◆ Instructions for the task: Going line by line through the entries below, tally those that hold the string "name". Give only the total.
Raw data: Begin
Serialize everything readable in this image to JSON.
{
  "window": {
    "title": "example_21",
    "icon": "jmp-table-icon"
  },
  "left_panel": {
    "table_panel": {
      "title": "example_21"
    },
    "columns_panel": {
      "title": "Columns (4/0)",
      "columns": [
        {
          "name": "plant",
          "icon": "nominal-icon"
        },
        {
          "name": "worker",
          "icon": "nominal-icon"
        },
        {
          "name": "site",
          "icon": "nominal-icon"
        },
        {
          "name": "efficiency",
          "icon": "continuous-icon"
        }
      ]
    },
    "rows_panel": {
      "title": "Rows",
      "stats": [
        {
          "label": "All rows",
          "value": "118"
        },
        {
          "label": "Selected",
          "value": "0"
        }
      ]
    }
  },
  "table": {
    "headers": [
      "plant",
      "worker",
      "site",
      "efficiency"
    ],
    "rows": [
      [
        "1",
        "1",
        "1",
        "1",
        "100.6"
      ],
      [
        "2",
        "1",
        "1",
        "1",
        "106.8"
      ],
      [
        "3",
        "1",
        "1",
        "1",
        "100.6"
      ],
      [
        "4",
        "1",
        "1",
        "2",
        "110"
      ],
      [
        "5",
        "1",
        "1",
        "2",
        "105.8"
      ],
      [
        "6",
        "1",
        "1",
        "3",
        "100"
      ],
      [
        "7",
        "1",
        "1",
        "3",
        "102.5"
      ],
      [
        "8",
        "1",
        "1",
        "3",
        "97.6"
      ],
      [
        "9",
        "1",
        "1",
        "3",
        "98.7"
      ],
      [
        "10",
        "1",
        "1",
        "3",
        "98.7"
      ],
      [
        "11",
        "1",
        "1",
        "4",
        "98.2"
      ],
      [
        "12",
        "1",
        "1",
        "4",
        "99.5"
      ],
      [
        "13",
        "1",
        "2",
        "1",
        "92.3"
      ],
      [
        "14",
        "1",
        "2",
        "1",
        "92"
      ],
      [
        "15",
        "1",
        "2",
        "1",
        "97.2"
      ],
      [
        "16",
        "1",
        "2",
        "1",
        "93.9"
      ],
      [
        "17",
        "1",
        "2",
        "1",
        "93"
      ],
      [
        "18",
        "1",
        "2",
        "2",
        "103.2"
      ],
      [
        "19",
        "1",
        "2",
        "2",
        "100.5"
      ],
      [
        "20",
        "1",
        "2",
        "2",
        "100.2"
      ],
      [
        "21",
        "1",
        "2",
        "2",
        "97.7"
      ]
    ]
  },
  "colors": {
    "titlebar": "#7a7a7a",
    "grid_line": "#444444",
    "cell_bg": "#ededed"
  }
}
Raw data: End
◆ Solution for this problem: 4